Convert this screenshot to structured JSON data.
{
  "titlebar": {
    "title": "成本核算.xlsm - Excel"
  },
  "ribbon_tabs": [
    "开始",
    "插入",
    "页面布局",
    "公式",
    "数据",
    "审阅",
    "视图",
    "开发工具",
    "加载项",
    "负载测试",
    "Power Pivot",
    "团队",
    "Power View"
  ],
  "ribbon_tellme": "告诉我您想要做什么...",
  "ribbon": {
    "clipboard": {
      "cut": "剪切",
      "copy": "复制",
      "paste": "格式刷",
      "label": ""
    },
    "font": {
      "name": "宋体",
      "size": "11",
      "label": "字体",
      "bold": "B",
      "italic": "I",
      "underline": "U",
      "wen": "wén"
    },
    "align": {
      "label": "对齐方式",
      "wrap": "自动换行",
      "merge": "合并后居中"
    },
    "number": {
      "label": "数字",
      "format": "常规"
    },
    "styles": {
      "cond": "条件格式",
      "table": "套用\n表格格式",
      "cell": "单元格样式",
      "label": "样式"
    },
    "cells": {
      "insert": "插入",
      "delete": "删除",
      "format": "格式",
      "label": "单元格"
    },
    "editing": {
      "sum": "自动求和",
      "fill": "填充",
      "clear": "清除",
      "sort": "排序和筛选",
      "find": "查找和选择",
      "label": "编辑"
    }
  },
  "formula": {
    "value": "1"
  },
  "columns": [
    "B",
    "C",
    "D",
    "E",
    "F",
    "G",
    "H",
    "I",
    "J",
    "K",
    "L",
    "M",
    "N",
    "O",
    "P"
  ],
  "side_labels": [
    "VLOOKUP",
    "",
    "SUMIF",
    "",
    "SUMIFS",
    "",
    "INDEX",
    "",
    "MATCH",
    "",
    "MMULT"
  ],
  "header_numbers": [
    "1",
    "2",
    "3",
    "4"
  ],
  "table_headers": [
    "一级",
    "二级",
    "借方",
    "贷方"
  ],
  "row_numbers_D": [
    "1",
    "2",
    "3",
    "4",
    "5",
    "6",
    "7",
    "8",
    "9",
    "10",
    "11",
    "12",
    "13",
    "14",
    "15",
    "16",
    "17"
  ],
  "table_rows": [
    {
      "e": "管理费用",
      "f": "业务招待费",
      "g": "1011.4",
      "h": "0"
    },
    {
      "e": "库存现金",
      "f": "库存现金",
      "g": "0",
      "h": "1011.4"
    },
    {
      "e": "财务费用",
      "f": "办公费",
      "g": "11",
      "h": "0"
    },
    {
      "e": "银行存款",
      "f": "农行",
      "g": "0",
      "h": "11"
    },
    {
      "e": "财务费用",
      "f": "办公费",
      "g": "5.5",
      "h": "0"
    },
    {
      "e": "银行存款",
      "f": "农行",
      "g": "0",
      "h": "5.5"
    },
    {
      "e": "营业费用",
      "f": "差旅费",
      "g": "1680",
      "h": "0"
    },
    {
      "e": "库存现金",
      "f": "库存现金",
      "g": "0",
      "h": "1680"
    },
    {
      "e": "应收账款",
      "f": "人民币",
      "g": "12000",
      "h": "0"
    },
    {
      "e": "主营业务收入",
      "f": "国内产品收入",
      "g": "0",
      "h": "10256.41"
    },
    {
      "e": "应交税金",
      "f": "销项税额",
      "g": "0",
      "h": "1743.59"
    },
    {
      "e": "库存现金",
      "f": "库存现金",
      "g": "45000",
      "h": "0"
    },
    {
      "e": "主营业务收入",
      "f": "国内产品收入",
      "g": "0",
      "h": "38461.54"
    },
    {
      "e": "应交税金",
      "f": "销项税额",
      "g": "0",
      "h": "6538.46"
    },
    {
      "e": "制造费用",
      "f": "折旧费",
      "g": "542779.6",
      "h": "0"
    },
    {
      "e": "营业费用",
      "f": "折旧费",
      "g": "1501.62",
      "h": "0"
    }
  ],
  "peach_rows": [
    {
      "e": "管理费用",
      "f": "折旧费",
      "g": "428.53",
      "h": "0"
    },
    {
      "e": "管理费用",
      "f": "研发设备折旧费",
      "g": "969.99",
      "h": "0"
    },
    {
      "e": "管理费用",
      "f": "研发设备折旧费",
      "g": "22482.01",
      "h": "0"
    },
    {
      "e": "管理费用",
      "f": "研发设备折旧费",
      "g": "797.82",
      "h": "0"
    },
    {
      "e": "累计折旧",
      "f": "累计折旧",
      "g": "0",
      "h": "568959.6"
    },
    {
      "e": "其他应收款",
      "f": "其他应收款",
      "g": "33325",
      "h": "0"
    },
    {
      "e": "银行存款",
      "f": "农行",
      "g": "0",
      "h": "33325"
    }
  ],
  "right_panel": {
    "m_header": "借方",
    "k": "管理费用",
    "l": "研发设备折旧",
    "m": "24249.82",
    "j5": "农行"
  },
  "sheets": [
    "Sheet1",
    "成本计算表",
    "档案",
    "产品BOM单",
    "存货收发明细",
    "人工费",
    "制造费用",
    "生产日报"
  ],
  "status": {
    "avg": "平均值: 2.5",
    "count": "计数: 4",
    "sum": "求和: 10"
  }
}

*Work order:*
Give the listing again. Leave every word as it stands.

*Response to this exercise:*
Convert this screenshot to structured JSON data.
{
  "titlebar": {
    "title": "成本核算.xlsm - Excel"
  },
  "ribbon_tabs": [
    "开始",
    "插入",
    "页面布局",
    "公式",
    "数据",
    "审阅",
    "视图",
    "开发工具",
    "加载项",
    "负载测试",
    "Power Pivot",
    "团队",
    "Power View"
  ],
  "ribbon_tellme": "告诉我您想要做什么...",
  "ribbon": {
    "clipboard": {
      "cut": "剪切",
      "copy": "复制",
      "paste": "格式刷",
      "label": ""
    },
    "font": {
      "name": "宋体",
      "size": "11",
      "label": "字体",
      "bold": "B",
      "italic": "I",
      "underline": "U",
      "wen": "wén"
    },
    "align": {
      "label": "对齐方式",
      "wrap": "自动换行",
      "merge": "合并后居中"
    },
    "number": {
      "label": "数字",
      "format": "常规"
    },
    "styles": {
      "cond": "条件格式",
      "table": "套用\n表格格式",
      "cell": "单元格样式",
      "label": "样式"
    },
    "cells": {
      "insert": "插入",
      "delete": "删除",
      "format": "格式",
      "label": "单元格"
    },
    "editing": {
      "sum": "自动求和",
      "fill": "填充",
      "clear": "清除",
      "sort": "排序和筛选",
      "find": "查找和选择",
      "label": "编辑"
    }
  },
  "formula": {
    "value": "1"
  },
  "columns": [
    "B",
    "C",
    "D",
    "E",
    "F",
    "G",
    "H",
    "I",
    "J",
    "K",
    "L",
    "M",
    "N",
    "O",
    "P"
  ],
  "side_labels": [
    "VLOOKUP",
    "",
    "SUMIF",
    "",
    "SUMIFS",
    "",
    "INDEX",
    "",
    "MATCH",
    "",
    "MMULT"
  ],
  "header_numbers": [
    "1",
    "2",
    "3",
    "4"
  ],
  "table_headers": [
    "一级",
    "二级",
    "借方",
    "贷方"
  ],
  "row_numbers_D": [
    "1",
    "2",
    "3",
    "4",
    "5",
    "6",
    "7",
    "8",
    "9",
    "10",
    "11",
    "12",
    "13",
    "14",
    "15",
    "16",
    "17"
  ],
  "table_rows": [
    {
      "e": "管理费用",
      "f": "业务招待费",
      "g": "1011.4",
      "h": "0"
    },
    {
      "e": "库存现金",
      "f": "库存现金",
      "g": "0",
      "h": "1011.4"
    },
    {
      "e": "财务费用",
      "f": "办公费",
      "g": "11",
      "h": "0"
    },
    {
      "e": "银行存款",
      "f": "农行",
      "g": "0",
      "h": "11"
    },
    {
      "e": "财务费用",
      "f": "办公费",
      "g": "5.5",
      "h": "0"
    },
    {
      "e": "银行存款",
      "f": "农行",
      "g": "0",
      "h": "5.5"
    },
    {
      "e": "营业费用",
      "f": "差旅费",
      "g": "1680",
      "h": "0"
    },
    {
      "e": "库存现金",
      "f": "库存现金",
      "g": "0",
      "h": "1680"
    },
    {
      "e": "应收账款",
      "f": "人民币",
      "g": "12000",
      "h": "0"
    },
    {
      "e": "主营业务收入",
      "f": "国内产品收入",
      "g": "0",
      "h": "10256.41"
    },
    {
      "e": "应交税金",
      "f": "销项税额",
      "g": "0",
      "h": "1743.59"
    },
    {
      "e": "库存现金",
      "f": "库存现金",
      "g": "45000",
      "h": "0"
    },
    {
      "e": "主营业务收入",
      "f": "国内产品收入",
      "g": "0",
      "h": "38461.54"
    },
    {
      "e": "应交税金",
      "f": "销项税额",
      "g": "0",
      "h": "6538.46"
    },
    {
      "e": "制造费用",
      "f": "折旧费",
      "g": "542779.6",
      "h": "0"
    },
    {
      "e": "营业费用",
      "f": "折旧费",
      "g": "1501.62",
      "h": "0"
    }
  ],
  "peach_rows": [
    {
      "e": "管理费用",
      "f": "折旧费",
      "g": "428.53",
      "h": "0"
    },
    {
      "e": "管理费用",
      "f": "研发设备折旧费",
      "g": "969.99",
      "h": "0"
    },
    {
      "e": "管理费用",
      "f": "研发设备折旧费",
      "g": "22482.01",
      "h": "0"
    },
    {
      "e": "管理费用",
      "f": "研发设备折旧费",
      "g": "797.82",
      "h": "0"
    },
    {
      "e": "累计折旧",
      "f": "累计折旧",
      "g": "0",
      "h": "568959.6"
    },
    {
      "e": "其他应收款",
      "f": "其他应收款",
      "g": "33325",
      "h": "0"
    },
    {
      "e": "银行存款",
      "f": "农行",
      "g": "0",
      "h": "33325"
    }
  ],
  "right_panel": {
    "m_header": "借方",
    "k": "管理费用",
    "l": "研发设备折旧",
    "m": "24249.82",
    "j5": "农行"
  },
  "sheets": [
    "Sheet1",
    "成本计算表",
    "档案",
    "产品BOM单",
    "存货收发明细",
    "人工费",
    "制造费用",
    "生产日报"
  ],
  "status": {
    "avg": "平均值: 2.5",
    "count": "计数: 4",
    "sum": "求和: 10"
  }
}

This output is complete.